In the phase II study reported in NEJM, 218 patients were randomized to receive cyclosporine or either a less-intensive or more-intensive course of belatacept. All patients received several other drugs that are included in standard post-transplant therapy. At the end of six months, the rates of acute rejection were similar in all patient groups (six to seven percent for belatacept versus eight percent for cyclosporine). Acute rejection usually can be reversed, and study results showed that all patients retained their transplanted kidneys except for one in the intensive belatacept group and one in the cyclosporine group.

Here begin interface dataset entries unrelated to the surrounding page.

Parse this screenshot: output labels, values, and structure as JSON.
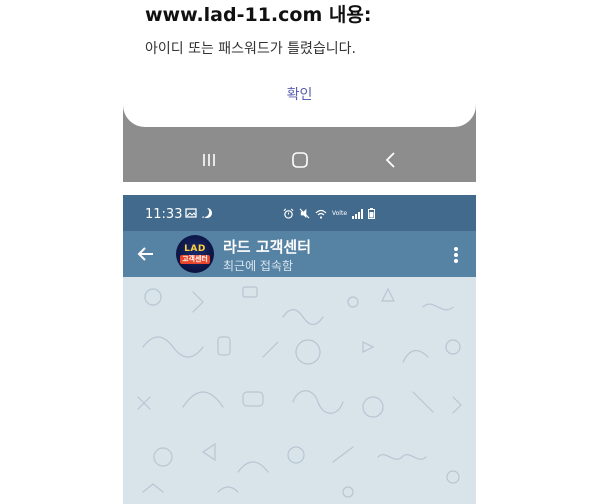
{
  "dialog": {
    "title": "www.lad-11.com 내용:",
    "message": "아이디 또는 패스워드가 틀렸습니다.",
    "ok_label": "확인"
  },
  "navbar": {
    "icons": [
      "recent-apps-icon",
      "home-icon",
      "back-icon"
    ]
  },
  "statusbar": {
    "time": "11:33",
    "icons_left": [
      "gallery-icon",
      "chat-bubble-icon"
    ],
    "icons_right": [
      "alarm-icon",
      "mute-icon",
      "wifi-icon",
      "volte-icon",
      "signal-icon",
      "battery-icon"
    ],
    "volte_text": "Volte"
  },
  "chat_header": {
    "title": "라드 고객센터",
    "subtitle": "최근에 접속함",
    "avatar_line1": "LAD",
    "avatar_line2": "고객센터"
  },
  "colors": {
    "header": "#5682a3",
    "statusbar": "#426a8c",
    "chat_bg": "#d9e3ea",
    "dialog_button": "#5b5fb0",
    "navbar": "#8d8d8d"
  }
}
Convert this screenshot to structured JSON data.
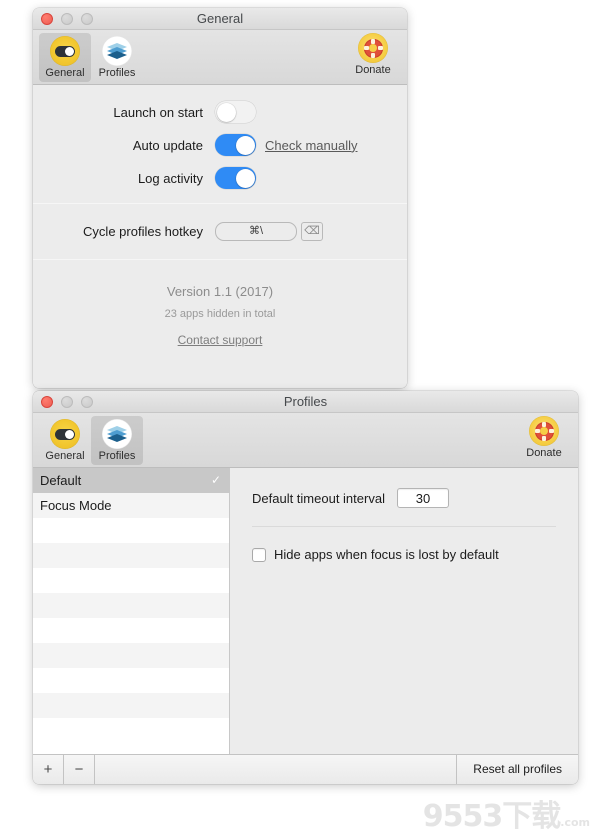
{
  "general_window": {
    "title": "General",
    "traffic_lights": {
      "close": "close-button",
      "minimize": "minimize-button",
      "maximize": "maximize-button"
    },
    "toolbar": {
      "items": [
        {
          "label": "General",
          "icon": "toggle-switch-icon",
          "selected": true
        },
        {
          "label": "Profiles",
          "icon": "layers-stack-icon",
          "selected": false
        }
      ],
      "donate": {
        "label": "Donate",
        "icon": "life-ring-icon"
      }
    },
    "settings": [
      {
        "label": "Launch on start",
        "state": "off",
        "link": null
      },
      {
        "label": "Auto update",
        "state": "on",
        "link": "Check manually"
      },
      {
        "label": "Log activity",
        "state": "on",
        "link": null
      }
    ],
    "hotkey": {
      "label": "Cycle profiles hotkey",
      "value": "⌘\\",
      "clear_icon": "⌫"
    },
    "about": {
      "version": "Version 1.1 (2017)",
      "count": "23 apps hidden in total",
      "support_link": "Contact support"
    }
  },
  "profiles_window": {
    "title": "Profiles",
    "toolbar": {
      "items": [
        {
          "label": "General",
          "icon": "toggle-switch-icon",
          "selected": false
        },
        {
          "label": "Profiles",
          "icon": "layers-stack-icon",
          "selected": true
        }
      ],
      "donate": {
        "label": "Donate",
        "icon": "life-ring-icon"
      }
    },
    "list": {
      "rows": [
        {
          "name": "Default",
          "selected": true,
          "checked": true
        },
        {
          "name": "Focus Mode",
          "selected": false,
          "checked": false
        },
        {
          "name": "",
          "selected": false,
          "checked": false
        },
        {
          "name": "",
          "selected": false,
          "checked": false
        },
        {
          "name": "",
          "selected": false,
          "checked": false
        },
        {
          "name": "",
          "selected": false,
          "checked": false
        },
        {
          "name": "",
          "selected": false,
          "checked": false
        },
        {
          "name": "",
          "selected": false,
          "checked": false
        },
        {
          "name": "",
          "selected": false,
          "checked": false
        },
        {
          "name": "",
          "selected": false,
          "checked": false
        },
        {
          "name": "",
          "selected": false,
          "checked": false
        }
      ],
      "check_glyph": "✓"
    },
    "detail": {
      "timeout_label": "Default timeout interval",
      "timeout_value": "30",
      "hide_apps_label": "Hide apps when focus is lost by default",
      "hide_apps_checked": false
    },
    "footer": {
      "add_label": "+",
      "remove_label": "−",
      "reset_label": "Reset all profiles"
    }
  },
  "watermark": {
    "main": "9553",
    "cn": "下载",
    "sub": ".com"
  },
  "colors": {
    "accent_blue": "#2f8bf5",
    "icon_yellow": "#f2c72f",
    "icon_blue": "#3d8fc4",
    "donate_red": "#e0503a",
    "window_bg": "#ececec",
    "selection_gray": "#c8c8c8"
  }
}
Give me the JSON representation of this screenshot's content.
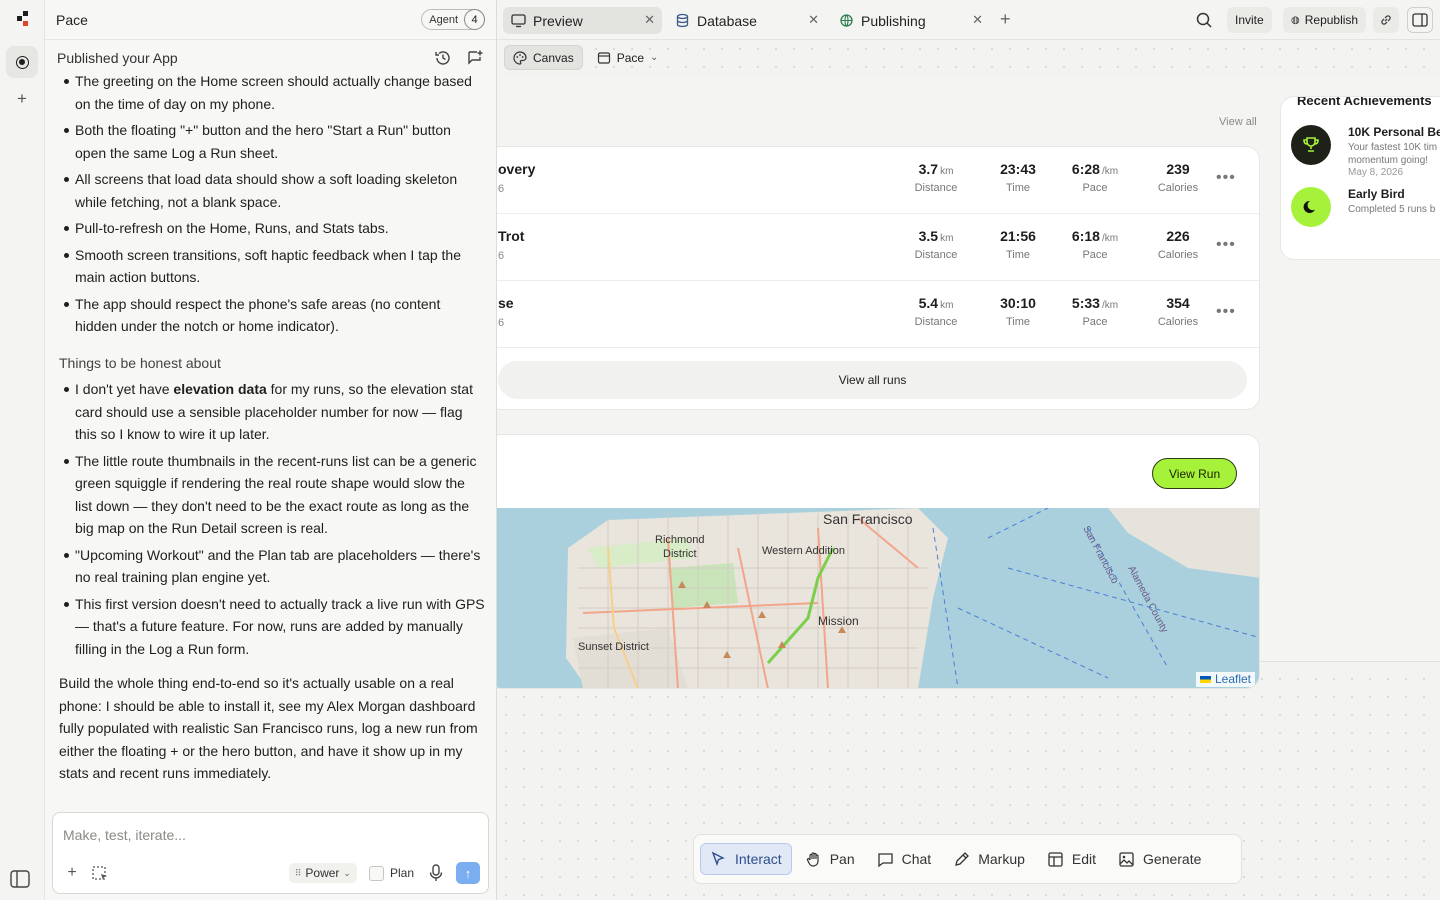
{
  "app": {
    "name": "Pace"
  },
  "header": {
    "agent_label": "Agent",
    "agent_count": "4"
  },
  "chat": {
    "subheader": "Published your App",
    "bullets_top": [
      "The greeting on the Home screen should actually change based on the time of day on my phone.",
      "Both the floating \"+\" button and the hero \"Start a Run\" button open the same Log a Run sheet.",
      "All screens that load data should show a soft loading skeleton while fetching, not a blank space.",
      "Pull-to-refresh on the Home, Runs, and Stats tabs.",
      "Smooth screen transitions, soft haptic feedback when I tap the main action buttons.",
      "The app should respect the phone's safe areas (no content hidden under the notch or home indicator)."
    ],
    "section_title": "Things to be honest about",
    "honest_1_pre": "I don't yet have ",
    "honest_1_bold": "elevation data",
    "honest_1_post": " for my runs, so the elevation stat card should use a sensible placeholder number for now — flag this so I know to wire it up later.",
    "bullets_honest": [
      "The little route thumbnails in the recent-runs list can be a generic green squiggle if rendering the real route shape would slow the list down — they don't need to be the exact route as long as the big map on the Run Detail screen is real.",
      "\"Upcoming Workout\" and the Plan tab are placeholders — there's no real training plan engine yet.",
      "This first version doesn't need to actually track a live run with GPS — that's a future feature. For now, runs are added by manually filling in the Log a Run form."
    ],
    "final_paragraph": "Build the whole thing end-to-end so it's actually usable on a real phone: I should be able to install it, see my Alex Morgan dashboard fully populated with realistic San Francisco runs, log a new run from either the floating + or the hero button, and have it show up in my stats and recent runs immediately."
  },
  "composer": {
    "placeholder": "Make, test, iterate...",
    "power_label": "Power",
    "plan_label": "Plan"
  },
  "tabs": [
    {
      "label": "Preview",
      "active": true
    },
    {
      "label": "Database",
      "active": false
    },
    {
      "label": "Publishing",
      "active": false
    }
  ],
  "top_actions": {
    "invite": "Invite",
    "republish": "Republish"
  },
  "canvas_toolbar": {
    "canvas_label": "Canvas",
    "page_label": "Pace"
  },
  "runs": {
    "view_all_link": "View all",
    "items": [
      {
        "name": "overy",
        "date": "6",
        "distance": "3.7",
        "distance_unit": "km",
        "time": "23:43",
        "pace": "6:28",
        "pace_unit": "/km",
        "calories": "239"
      },
      {
        "name": "Trot",
        "date": "6",
        "distance": "3.5",
        "distance_unit": "km",
        "time": "21:56",
        "pace": "6:18",
        "pace_unit": "/km",
        "calories": "226"
      },
      {
        "name": "se",
        "date": "6",
        "distance": "5.4",
        "distance_unit": "km",
        "time": "30:10",
        "pace": "5:33",
        "pace_unit": "/km",
        "calories": "354"
      }
    ],
    "labels": {
      "distance": "Distance",
      "time": "Time",
      "pace": "Pace",
      "calories": "Calories"
    },
    "view_all_button": "View all runs"
  },
  "map_card": {
    "view_run_button": "View Run",
    "labels": {
      "city": "San Francisco",
      "richmond": "Richmond",
      "district": "District",
      "western": "Western Addition",
      "mission": "Mission",
      "sunset": "Sunset District",
      "alameda": "Alameda County",
      "sf_county": "San Francisco"
    },
    "attribution": "Leaflet"
  },
  "achievements": {
    "title": "Recent Achievements",
    "items": [
      {
        "title": "10K Personal Be",
        "desc_1": "Your fastest 10K tim",
        "desc_2": "momentum going!",
        "date": "May 8, 2026"
      },
      {
        "title": "Early Bird",
        "desc_1": "Completed 5 runs b",
        "desc_2": "",
        "date": ""
      }
    ]
  },
  "dock": [
    {
      "label": "Interact",
      "active": true
    },
    {
      "label": "Pan",
      "active": false
    },
    {
      "label": "Chat",
      "active": false
    },
    {
      "label": "Markup",
      "active": false
    },
    {
      "label": "Edit",
      "active": false
    },
    {
      "label": "Generate",
      "active": false
    }
  ],
  "colors": {
    "accent_green": "#a6f23b",
    "send_blue": "#7aaef0",
    "map_water": "#a9d0dc"
  }
}
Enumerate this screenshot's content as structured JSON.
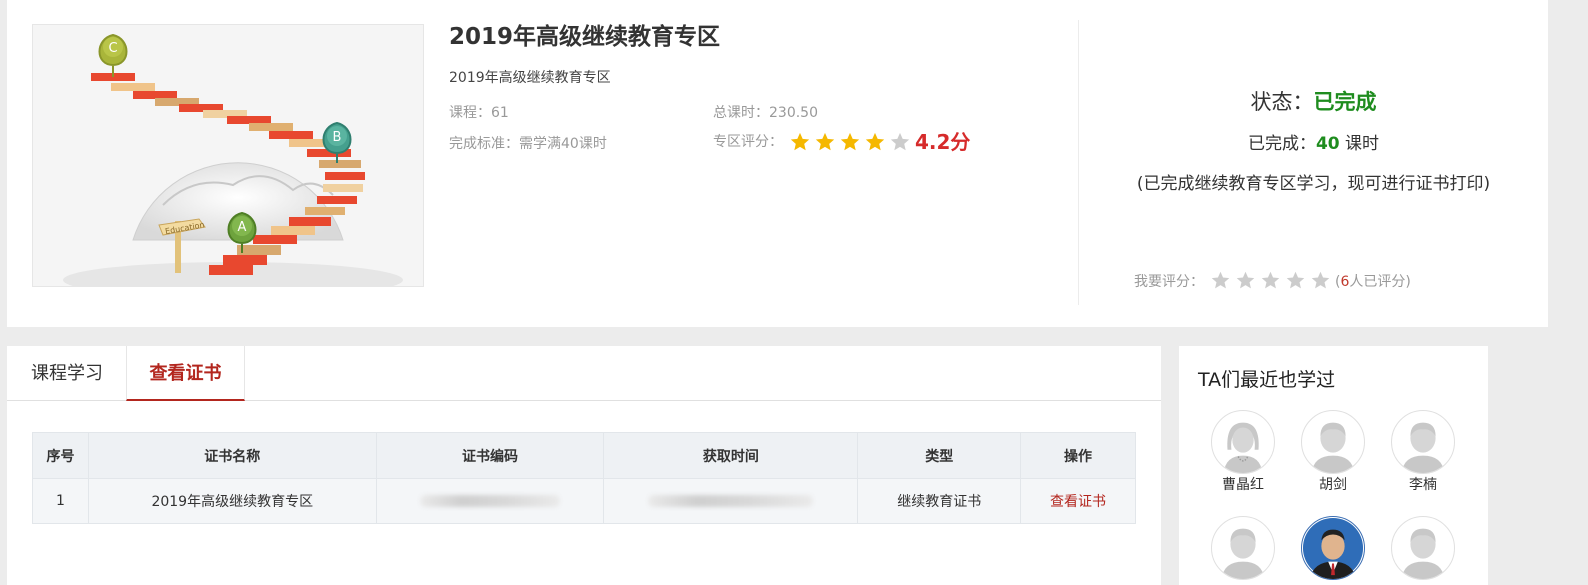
{
  "course": {
    "title": "2019年高级继续教育专区",
    "subtitle": "2019年高级继续教育专区",
    "courses_label": "课程：",
    "courses_value": "61",
    "hours_label": "总课时：",
    "hours_value": "230.50",
    "standard_label": "完成标准：",
    "standard_value": "需学满40课时",
    "rating_label": "专区评分：",
    "rating_stars": 4,
    "rating_score": "4.2分",
    "cover_markers": [
      "C",
      "B",
      "A"
    ],
    "cover_sign": "Education"
  },
  "status": {
    "label": "状态：",
    "value": "已完成",
    "done_label": "已完成：",
    "done_hours": "40",
    "done_unit": " 课时",
    "note": "(已完成继续教育专区学习，现可进行证书打印)",
    "rate_label": "我要评分：",
    "rate_count_open": "(",
    "rate_count_num": "6",
    "rate_count_tail": "人已评分)"
  },
  "tabs": [
    {
      "label": "课程学习"
    },
    {
      "label": "查看证书"
    }
  ],
  "table": {
    "headers": [
      "序号",
      "证书名称",
      "证书编码",
      "获取时间",
      "类型",
      "操作"
    ],
    "rows": [
      {
        "index": "1",
        "name": "2019年高级继续教育专区",
        "type": "继续教育证书",
        "action": "查看证书"
      }
    ]
  },
  "sidebar": {
    "title": "TA们最近也学过",
    "peers": [
      {
        "name": "曹晶红"
      },
      {
        "name": "胡剑"
      },
      {
        "name": "李楠"
      },
      {
        "name": ""
      },
      {
        "name": ""
      },
      {
        "name": ""
      }
    ]
  },
  "colors": {
    "accent_red": "#b3261e",
    "success_green": "#1e8c1e",
    "star_gold": "#f5b800",
    "star_empty": "#cccccc"
  }
}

After 12 months of post-transplant treatment, the researchers used glomular filtration rate (GFR) -- a measure of the kidney's ability to filter waste -- as an indicator of how well transplanted kidneys were functioning. The GFR was significantly higher at 12 months for patients receiving both the intensive and less intensive belatacept regimens compared to cyclosporine patients. Another indicator of kidney health, chronic allograft nephropathy (scarring of the kidney), also was lower at 12 months among patients receiving either of the belatacept regimens.
Patients in all treatment groups had comparable total cholesterol levels and comparable blood pressure levels at 12 months. However, 53 percent of cyclosporine patients required lipid-lowering medications compared to 32-36 percent of belatacept patients. More than half of cyclosporine treated patients nee
Source:University of California - San Francisco